...There has to be a reward whether it be the personal satisfaction of seeing someone get better, whether it be financial, whatever. There's got to be some reward for doing a certain action. In our society now, the most compassionate doctors are leaving medicine. I'm seeing it in my community. They can't take it any more. They're overwhelmed with paperwork! 

My Doctor Simply Isn't Interested In Fibromyalgia And Could Care Less About Learning More About It
When all of the possible mitigating factors have been ruled out, there are still physicians who just don't believe that fibromyalgia exists. Showing him/her all of the research articles in the world would make no difference. Dr. Romano comments on this phenomenon:

Why don't some doctors diagnose this or appreciate this? Well, maybe they don't keep up or are skeptical. If you're a busy family practitioner in a small town as the only doctor, you'll go crazy trying to figure this out in addition to everything else. 

Unfortunately, some people are close-minded. They are. There are close-minded lawyers, close-minded doctors, close-minded butchers, and close-minded bus drivers. It's not unique to doctors, and it's not unique to patients. Some people are just close-minded.

Remember Max Planck? Max was cool. For those of you who don't know who Max was, he's the physicist who basically invented quantum mechanics. When he first came out with his idea of quantum physics, people said, 'Ah, you're full of it; this is ridiculous. We don't believe you.' He was absolutely right, of course. What he said was that an important scientific innovation rarely makes its way by gradually winning over and converting its opponents. What does happen is that its opponents gradually die out, and the growing generation is familiar with the idea from the beginning. That's usually what happens.

There are some doctors who still don't believe that fibromyalgia exists. Okay, fine. What can you say? There's been literature about this for 20 years now. There was before, but during the last 20 years there has been an explosion of literature regarding this condition. What are you going to do? 

What Is The Definition Of A Good Doctor?
When everything is said and done, what should a fibromyalgia patient look for in a doctor? We close with this advice from Dr. Romano:

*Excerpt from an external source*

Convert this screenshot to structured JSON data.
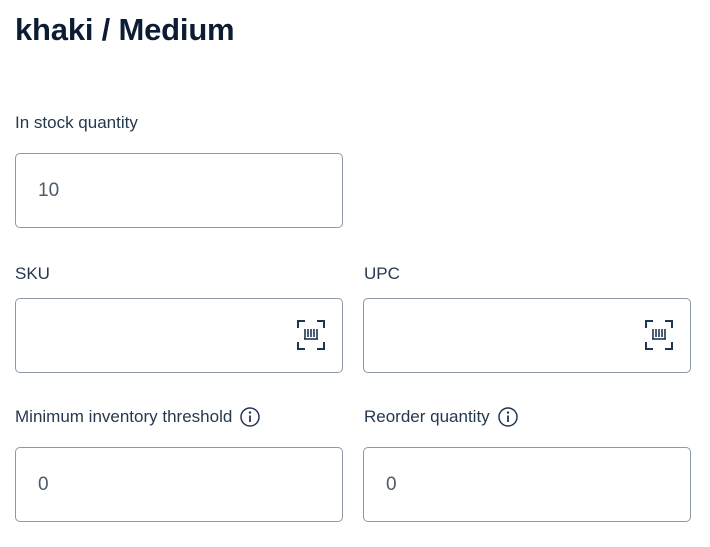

A good doctor should have a falcon's eye, a girl's hand, and a lion's heart. You have to find a doctor who is going to fight for you. I'm not kidding. In today's health care climate, they have to fight for you. He has to be your advocate (not in court, that's your lawyer's job) but in terms of presenting to you the best medical treatment that he can think of for your treatment.

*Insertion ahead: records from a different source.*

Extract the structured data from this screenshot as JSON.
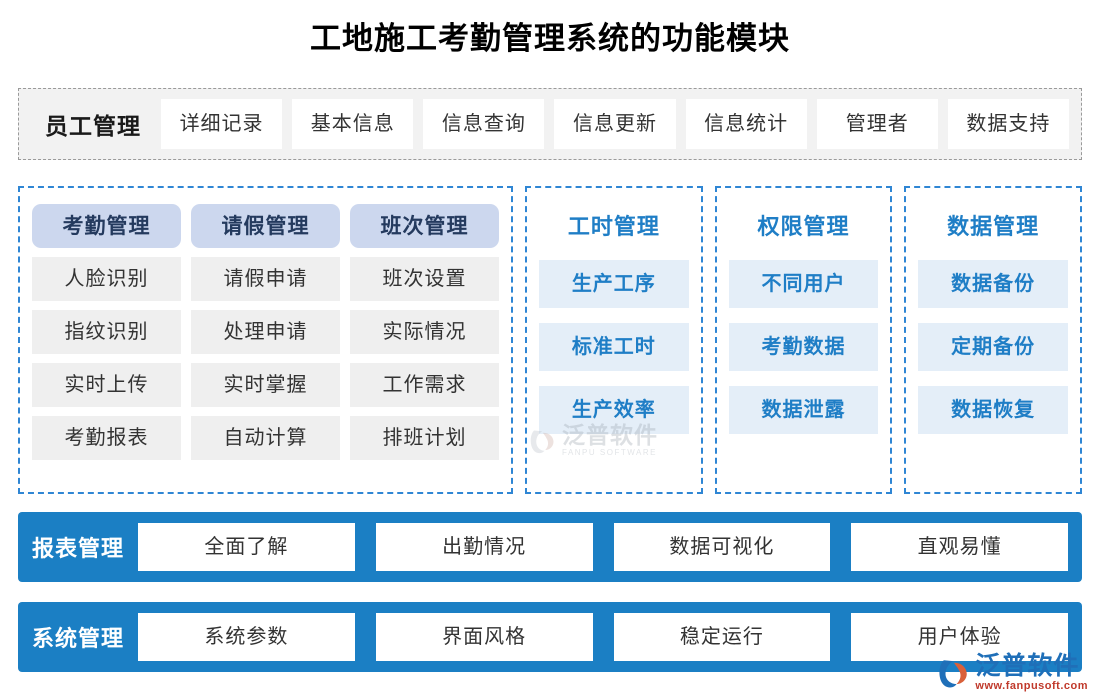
{
  "title": "工地施工考勤管理系统的功能模块",
  "colors": {
    "accent_blue": "#1b7fc4",
    "panel_border_blue": "#2f86d4",
    "head_chip_bg": "#ccd7ee",
    "item_chip_gray": "#efefef",
    "item_chip_blue": "#e4eef8",
    "top_bar_bg": "#f2f2f2"
  },
  "top_bar": {
    "label": "员工管理",
    "items": [
      "详细记录",
      "基本信息",
      "信息查询",
      "信息更新",
      "信息统计",
      "管理者",
      "数据支持"
    ]
  },
  "panels": [
    {
      "type": "multi-column",
      "columns": [
        {
          "header": "考勤管理",
          "items": [
            "人脸识别",
            "指纹识别",
            "实时上传",
            "考勤报表"
          ]
        },
        {
          "header": "请假管理",
          "items": [
            "请假申请",
            "处理申请",
            "实时掌握",
            "自动计算"
          ]
        },
        {
          "header": "班次管理",
          "items": [
            "班次设置",
            "实际情况",
            "工作需求",
            "排班计划"
          ]
        }
      ]
    },
    {
      "type": "single-column",
      "header": "工时管理",
      "items": [
        "生产工序",
        "标准工时",
        "生产效率"
      ]
    },
    {
      "type": "single-column",
      "header": "权限管理",
      "items": [
        "不同用户",
        "考勤数据",
        "数据泄露"
      ]
    },
    {
      "type": "single-column",
      "header": "数据管理",
      "items": [
        "数据备份",
        "定期备份",
        "数据恢复"
      ]
    }
  ],
  "bottom_bars": [
    {
      "label": "报表管理",
      "items": [
        "全面了解",
        "出勤情况",
        "数据可视化",
        "直观易懂"
      ]
    },
    {
      "label": "系统管理",
      "items": [
        "系统参数",
        "界面风格",
        "稳定运行",
        "用户体验"
      ]
    }
  ],
  "watermarks": {
    "center": {
      "name": "泛普软件",
      "sub": "FANPU SOFTWARE"
    },
    "corner": {
      "name": "泛普软件",
      "sub": "www.fanpusoft.com"
    }
  }
}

Dr. Romano is currently in private practice in Martin's Ferry, Ohio. In addition to the material covered in this article, you will find helpful information on post- traumatic fibromyalgia and alternative medicine in the two audiotapes of his Orlando presentations which were referenced in this article: "Post-Traumatic Fibromyalgia: The Scope of the Problem and Practical Solutions," and "Perpetuating Factors in Fibromyalgia: How Alternative Is Alternative Therapy?" Both of these audiotapes are available for purchase in the Online Store of the National Fibromyalgia (NFP) at: www.fmpartnership.org or from the NFP's regular catalog. Write: NFP, P.O. Box 160, Linden, VA 22642-0160.

Reprinted with permission from Fibromyalgia Frontiers, the quarterly journal of the National Fibromyalgia Partnership, Inc. (NFP) Website: www.fmpartnership.org

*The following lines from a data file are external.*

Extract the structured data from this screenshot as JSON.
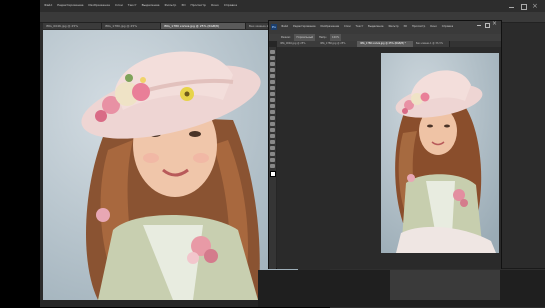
{
  "back_window": {
    "menu": [
      "Файл",
      "Редактирование",
      "Изображение",
      "Слои",
      "Текст",
      "Выделение",
      "Фильтр",
      "3D",
      "Просмотр",
      "Окно",
      "Справка"
    ],
    "tabs": [
      {
        "label": "IMG_0046.jpg @ 25%"
      },
      {
        "label": "IMG_1780.jpg @ 25%"
      },
      {
        "label": "IMG_1780 копия.jpg @ 25% (RGB/8)"
      },
      {
        "label": "Без имени-1 @ 33,3% (RGB/8)"
      }
    ]
  },
  "front_window": {
    "menu": [
      "Файл",
      "Редактирование",
      "Изображение",
      "Слои",
      "Текст",
      "Выделение",
      "Фильтр",
      "3D",
      "Просмотр",
      "Окно",
      "Справка"
    ],
    "tabs": [
      {
        "label": "IMG_0046.jpg @ 25%"
      },
      {
        "label": "IMG_1780.jpg @ 25%"
      },
      {
        "label": "IMG_1780 копия.jpg @ 25% (RGB/8) *"
      },
      {
        "label": "Без имени-1 @ 33,3%"
      }
    ],
    "options": {
      "mode_label": "Режим:",
      "mode_value": "Нормальный",
      "opacity_label": "Непр.:",
      "opacity_value": "100%"
    }
  },
  "colors": {
    "ps_bg": "#2b2b2b",
    "ps_panel": "#3c3c3c",
    "ps_menu": "#535353"
  }
}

We use cookies to improve our website and your experience when using it. Cookies used for the essential operation of the site have already been set. To find out more about the cookies we use and how to delete them, see our Cookie Use Page.

I accept cookies from this site.